A wide range of foundations have provided funding for bicycling and walking. A few national and large regional foundations have supported the national organizations involved in bicycle and pedestrian policy advocacy. However it is usually regional and local foundations that get involved in funding particular bicycle, pedestrian or trail projects. These same foundations may also fund statewide and local advocacy efforts as well. The best way to find such foundations is through the research and information services provided by the national Foundation Center. They maintain a huge store of information including the guidelines and application procedures for most foundations, and their past funding records. They can be reached on the world wide web at:

Grant Writing Tips

The following are some helpful tips for successful grant writing (e.g., for government grants and private foundations):

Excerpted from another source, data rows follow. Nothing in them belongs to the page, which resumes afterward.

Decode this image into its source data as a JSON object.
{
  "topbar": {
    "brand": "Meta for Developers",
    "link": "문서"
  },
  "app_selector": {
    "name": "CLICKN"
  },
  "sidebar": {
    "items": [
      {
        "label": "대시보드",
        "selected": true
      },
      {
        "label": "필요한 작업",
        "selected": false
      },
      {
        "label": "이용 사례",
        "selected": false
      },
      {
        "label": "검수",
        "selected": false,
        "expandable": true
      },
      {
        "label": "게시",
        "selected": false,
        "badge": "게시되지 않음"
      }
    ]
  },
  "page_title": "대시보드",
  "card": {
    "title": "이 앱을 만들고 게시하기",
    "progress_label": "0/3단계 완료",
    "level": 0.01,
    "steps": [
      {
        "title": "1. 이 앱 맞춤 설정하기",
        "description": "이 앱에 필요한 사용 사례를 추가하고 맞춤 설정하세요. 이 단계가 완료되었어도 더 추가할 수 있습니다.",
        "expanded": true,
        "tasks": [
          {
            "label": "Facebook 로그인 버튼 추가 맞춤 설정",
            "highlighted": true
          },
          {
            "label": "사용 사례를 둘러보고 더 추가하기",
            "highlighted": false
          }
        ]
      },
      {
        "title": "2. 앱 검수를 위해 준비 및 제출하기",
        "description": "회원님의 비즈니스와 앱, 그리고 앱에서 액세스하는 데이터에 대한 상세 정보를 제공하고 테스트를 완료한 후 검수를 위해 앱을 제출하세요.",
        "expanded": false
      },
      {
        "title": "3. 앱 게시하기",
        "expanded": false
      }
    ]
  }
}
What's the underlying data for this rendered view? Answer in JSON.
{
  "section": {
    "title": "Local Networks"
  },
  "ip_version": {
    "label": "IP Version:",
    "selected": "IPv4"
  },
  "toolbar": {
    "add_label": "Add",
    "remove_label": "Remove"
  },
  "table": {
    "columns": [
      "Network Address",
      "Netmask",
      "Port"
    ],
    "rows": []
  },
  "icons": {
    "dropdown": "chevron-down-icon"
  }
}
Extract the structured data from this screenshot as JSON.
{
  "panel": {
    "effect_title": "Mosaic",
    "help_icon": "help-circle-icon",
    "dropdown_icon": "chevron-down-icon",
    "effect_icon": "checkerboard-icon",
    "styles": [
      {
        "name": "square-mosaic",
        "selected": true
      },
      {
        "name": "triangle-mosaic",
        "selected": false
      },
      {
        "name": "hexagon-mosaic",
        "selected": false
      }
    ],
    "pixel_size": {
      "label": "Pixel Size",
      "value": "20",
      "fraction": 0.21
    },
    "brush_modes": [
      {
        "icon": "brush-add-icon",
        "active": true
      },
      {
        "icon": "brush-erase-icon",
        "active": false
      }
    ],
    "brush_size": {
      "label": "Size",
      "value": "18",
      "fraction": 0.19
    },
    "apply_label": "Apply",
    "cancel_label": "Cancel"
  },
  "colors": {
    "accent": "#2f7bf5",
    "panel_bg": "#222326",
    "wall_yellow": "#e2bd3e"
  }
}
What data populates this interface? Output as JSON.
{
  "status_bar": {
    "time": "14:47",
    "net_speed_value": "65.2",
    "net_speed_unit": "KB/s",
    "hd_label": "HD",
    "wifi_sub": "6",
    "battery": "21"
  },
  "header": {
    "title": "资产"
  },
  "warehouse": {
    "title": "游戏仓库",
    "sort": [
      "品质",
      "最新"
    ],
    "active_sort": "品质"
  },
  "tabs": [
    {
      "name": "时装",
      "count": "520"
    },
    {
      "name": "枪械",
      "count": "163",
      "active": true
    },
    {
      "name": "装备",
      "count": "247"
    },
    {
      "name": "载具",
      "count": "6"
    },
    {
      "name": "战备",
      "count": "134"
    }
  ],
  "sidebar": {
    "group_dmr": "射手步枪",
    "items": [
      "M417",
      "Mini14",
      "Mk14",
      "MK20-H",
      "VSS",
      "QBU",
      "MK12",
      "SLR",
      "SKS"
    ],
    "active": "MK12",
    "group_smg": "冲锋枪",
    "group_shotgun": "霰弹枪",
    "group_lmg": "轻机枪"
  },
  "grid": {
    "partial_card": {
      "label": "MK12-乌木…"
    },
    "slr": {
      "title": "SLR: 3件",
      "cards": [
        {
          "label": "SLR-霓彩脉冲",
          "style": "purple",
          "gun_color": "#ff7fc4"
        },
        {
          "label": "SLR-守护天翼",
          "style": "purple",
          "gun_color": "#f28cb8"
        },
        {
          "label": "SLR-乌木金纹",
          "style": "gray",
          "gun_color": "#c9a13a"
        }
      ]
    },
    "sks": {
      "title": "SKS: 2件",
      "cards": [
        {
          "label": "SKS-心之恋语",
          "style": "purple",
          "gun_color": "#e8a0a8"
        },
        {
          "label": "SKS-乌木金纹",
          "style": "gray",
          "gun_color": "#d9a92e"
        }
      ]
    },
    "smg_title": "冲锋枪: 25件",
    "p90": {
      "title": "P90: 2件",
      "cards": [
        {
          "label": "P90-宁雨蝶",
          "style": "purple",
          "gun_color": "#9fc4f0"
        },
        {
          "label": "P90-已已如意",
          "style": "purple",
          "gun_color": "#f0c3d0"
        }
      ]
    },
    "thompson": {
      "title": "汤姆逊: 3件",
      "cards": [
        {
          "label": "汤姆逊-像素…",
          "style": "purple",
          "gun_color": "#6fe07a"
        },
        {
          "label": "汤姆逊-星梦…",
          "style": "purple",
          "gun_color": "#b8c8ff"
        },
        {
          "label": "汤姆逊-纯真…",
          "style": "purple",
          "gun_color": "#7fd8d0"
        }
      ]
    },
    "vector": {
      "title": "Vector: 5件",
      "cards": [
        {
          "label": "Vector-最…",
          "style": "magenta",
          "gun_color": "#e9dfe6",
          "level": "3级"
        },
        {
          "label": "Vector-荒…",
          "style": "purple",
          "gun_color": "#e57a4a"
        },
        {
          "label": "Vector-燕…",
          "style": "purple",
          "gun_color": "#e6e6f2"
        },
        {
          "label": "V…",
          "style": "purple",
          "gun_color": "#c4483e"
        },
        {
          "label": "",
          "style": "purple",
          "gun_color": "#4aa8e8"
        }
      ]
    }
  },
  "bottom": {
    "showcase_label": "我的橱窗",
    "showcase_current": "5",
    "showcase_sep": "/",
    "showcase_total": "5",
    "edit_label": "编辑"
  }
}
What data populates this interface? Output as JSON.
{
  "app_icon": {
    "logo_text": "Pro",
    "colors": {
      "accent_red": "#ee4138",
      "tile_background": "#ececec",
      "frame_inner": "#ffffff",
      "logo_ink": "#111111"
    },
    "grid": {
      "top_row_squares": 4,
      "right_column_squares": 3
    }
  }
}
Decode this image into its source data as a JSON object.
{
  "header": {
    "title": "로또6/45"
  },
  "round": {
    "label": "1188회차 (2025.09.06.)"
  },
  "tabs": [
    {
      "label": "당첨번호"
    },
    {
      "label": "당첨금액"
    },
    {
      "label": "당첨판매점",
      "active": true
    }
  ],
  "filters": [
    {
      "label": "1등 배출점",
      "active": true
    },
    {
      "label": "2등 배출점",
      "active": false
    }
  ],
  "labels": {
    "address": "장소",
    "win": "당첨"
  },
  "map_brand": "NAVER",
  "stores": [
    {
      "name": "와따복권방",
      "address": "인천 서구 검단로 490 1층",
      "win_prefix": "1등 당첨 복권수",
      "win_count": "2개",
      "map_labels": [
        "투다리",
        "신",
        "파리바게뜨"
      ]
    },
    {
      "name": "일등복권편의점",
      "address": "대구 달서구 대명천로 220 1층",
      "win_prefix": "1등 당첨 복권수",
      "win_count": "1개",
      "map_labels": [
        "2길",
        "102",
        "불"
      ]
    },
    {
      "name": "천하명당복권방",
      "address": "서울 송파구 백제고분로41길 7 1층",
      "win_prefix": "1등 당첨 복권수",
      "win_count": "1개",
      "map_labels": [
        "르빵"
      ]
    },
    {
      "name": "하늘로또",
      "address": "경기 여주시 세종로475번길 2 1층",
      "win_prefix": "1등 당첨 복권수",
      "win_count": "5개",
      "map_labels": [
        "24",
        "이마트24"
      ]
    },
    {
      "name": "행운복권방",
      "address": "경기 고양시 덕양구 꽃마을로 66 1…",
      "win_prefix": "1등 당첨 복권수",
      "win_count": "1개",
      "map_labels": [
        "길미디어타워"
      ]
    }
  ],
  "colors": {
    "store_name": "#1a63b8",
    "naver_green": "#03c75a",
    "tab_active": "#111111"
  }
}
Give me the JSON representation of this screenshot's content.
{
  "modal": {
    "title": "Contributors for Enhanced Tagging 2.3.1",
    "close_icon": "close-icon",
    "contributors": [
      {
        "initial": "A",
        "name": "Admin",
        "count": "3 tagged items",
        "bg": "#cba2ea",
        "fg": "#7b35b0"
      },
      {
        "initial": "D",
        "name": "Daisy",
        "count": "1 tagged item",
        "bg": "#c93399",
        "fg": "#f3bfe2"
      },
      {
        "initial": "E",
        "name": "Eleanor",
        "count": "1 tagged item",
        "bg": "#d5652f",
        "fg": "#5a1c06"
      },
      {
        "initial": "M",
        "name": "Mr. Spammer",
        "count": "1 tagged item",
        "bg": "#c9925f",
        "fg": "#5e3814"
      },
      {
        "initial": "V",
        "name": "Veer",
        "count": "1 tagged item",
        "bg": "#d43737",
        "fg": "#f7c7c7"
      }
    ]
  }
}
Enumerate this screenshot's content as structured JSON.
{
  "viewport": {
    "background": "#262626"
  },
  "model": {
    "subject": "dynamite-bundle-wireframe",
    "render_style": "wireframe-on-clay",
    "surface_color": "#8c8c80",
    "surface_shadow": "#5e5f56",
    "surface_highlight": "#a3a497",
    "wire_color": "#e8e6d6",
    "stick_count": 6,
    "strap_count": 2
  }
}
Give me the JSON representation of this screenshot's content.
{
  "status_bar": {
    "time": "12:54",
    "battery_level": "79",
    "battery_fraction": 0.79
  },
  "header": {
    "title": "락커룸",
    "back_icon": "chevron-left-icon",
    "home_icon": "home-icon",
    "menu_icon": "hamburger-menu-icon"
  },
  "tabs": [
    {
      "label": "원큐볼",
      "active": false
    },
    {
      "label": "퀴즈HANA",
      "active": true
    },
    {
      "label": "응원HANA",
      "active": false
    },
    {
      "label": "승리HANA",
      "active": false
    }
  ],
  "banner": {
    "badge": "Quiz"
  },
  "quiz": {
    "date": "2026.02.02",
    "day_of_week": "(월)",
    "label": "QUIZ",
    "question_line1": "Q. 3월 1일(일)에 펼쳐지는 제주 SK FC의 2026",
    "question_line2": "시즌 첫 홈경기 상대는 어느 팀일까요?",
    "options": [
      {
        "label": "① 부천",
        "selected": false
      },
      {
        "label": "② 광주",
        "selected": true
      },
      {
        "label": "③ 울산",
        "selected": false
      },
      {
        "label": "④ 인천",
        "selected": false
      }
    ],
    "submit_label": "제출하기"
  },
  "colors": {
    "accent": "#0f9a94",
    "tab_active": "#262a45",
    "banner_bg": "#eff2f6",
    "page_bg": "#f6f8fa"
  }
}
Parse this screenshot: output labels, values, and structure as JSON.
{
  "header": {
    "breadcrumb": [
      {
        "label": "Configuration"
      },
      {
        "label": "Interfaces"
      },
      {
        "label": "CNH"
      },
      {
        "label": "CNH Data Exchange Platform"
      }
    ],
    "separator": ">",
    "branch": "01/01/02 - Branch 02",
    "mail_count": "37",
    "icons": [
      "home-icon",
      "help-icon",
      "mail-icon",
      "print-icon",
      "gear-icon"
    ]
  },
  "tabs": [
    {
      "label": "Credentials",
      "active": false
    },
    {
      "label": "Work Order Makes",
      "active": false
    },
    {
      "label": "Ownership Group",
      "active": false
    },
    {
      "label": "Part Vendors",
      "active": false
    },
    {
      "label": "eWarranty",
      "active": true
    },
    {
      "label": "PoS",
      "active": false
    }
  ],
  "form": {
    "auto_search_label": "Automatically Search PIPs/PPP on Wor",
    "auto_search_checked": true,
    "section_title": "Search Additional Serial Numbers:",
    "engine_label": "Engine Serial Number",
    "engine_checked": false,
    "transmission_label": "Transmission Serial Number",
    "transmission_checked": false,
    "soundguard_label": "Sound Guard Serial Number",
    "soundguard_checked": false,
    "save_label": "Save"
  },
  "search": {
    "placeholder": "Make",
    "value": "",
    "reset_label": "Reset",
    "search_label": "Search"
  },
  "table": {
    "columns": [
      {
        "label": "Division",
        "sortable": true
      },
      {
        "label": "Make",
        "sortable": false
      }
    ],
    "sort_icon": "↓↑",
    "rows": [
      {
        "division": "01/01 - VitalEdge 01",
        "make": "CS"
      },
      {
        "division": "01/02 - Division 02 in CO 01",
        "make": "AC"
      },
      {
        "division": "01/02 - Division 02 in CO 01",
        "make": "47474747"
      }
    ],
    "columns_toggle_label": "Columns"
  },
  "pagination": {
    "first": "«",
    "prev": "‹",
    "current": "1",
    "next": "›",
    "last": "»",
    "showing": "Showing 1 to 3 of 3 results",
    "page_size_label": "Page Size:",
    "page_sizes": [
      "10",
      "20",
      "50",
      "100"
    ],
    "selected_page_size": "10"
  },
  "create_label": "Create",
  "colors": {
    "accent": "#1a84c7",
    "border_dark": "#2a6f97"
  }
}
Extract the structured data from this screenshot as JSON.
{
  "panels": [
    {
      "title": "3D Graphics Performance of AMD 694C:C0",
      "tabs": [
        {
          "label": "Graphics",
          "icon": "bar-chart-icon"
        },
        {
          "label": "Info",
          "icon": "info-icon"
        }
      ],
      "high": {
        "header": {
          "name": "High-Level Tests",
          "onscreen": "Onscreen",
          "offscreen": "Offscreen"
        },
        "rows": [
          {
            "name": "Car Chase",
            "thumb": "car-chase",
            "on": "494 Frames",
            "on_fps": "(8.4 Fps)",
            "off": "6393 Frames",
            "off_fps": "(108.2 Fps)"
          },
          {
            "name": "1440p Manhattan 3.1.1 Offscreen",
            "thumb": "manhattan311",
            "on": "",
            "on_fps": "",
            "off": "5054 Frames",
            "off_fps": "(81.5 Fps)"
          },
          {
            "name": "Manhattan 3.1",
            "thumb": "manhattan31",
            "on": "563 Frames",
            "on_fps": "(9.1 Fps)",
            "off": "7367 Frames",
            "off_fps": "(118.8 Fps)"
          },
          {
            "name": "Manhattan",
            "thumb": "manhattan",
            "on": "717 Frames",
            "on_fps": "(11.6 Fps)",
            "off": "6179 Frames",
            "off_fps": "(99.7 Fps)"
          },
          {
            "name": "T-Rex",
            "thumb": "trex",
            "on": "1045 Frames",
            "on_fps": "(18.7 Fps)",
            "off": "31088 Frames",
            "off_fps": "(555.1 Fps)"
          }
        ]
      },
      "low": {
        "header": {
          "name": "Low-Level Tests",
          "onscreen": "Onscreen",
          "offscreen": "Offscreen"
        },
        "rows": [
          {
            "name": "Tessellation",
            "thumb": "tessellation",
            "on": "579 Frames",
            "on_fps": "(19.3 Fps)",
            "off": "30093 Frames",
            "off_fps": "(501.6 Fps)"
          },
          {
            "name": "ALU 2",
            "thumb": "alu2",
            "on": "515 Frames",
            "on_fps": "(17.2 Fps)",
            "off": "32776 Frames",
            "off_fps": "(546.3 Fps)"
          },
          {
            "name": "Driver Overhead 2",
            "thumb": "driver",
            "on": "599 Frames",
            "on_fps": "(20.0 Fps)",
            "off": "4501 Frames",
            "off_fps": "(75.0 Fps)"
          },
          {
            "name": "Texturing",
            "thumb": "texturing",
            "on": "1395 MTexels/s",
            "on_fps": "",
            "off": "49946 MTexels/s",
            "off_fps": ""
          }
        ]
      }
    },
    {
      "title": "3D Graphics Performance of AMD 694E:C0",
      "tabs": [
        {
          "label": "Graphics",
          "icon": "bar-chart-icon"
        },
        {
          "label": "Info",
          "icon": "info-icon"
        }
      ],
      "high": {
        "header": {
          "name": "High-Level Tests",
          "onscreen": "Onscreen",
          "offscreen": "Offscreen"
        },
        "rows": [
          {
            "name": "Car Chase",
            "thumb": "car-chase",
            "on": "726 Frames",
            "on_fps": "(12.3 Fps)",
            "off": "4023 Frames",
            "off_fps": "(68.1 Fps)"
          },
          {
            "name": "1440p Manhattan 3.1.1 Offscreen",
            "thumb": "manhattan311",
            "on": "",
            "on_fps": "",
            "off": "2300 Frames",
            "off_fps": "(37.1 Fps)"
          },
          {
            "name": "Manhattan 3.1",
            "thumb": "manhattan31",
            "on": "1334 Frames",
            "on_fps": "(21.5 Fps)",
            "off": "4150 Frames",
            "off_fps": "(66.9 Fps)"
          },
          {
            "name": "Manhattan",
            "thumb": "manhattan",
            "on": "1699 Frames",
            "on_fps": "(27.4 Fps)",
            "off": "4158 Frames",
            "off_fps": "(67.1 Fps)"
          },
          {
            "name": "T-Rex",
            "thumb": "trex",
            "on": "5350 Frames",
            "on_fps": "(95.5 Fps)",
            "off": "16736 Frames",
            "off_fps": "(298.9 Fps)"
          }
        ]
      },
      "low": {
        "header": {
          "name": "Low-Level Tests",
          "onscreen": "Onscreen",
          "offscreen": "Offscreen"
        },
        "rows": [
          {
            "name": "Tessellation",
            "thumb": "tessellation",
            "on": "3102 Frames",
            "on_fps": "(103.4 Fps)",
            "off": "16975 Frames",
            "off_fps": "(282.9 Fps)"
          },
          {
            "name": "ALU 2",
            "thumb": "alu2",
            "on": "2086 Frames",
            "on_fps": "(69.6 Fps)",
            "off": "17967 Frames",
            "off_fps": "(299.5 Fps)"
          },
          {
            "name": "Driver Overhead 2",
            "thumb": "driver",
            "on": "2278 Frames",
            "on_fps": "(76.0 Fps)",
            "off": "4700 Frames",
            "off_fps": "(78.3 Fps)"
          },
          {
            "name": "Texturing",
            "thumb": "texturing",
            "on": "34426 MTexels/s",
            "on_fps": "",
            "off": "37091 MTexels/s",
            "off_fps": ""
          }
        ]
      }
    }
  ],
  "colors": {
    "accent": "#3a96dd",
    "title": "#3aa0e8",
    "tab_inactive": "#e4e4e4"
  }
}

  1. Read the directions and applications thoroughly.
  2. Find out what projects were previously funded.
  3. Obtain a copy of a successful application.
  4. Find out who reviews the applications and talk to him or her; it may be an individual or a larger group.
  5. Always include a picture and graphic that quickly conveys what is being asked for in the proposal.
  6. Identify key words and concepts in the grant application and then use them in your narrative.
  7. Convey a sense of urgency-for example, if funding is not obtained, something of value such as a rail corridor will be lost.
  8. Provide a timeline-demonstrate that the project is ready to go once funding is secured.
  9. Focus on a tangible product-e.g., construct something, purchase some property, etc.; minimize the amount that goes for overhead and design.
  10. Demonstrate that you are leveraging funds and that this is not the only funding source; no one wants to be a sole source of funds for a project or program.
  11. Demonstrate community support through letters from neighborhood associations, advocacy groups, and local businesses.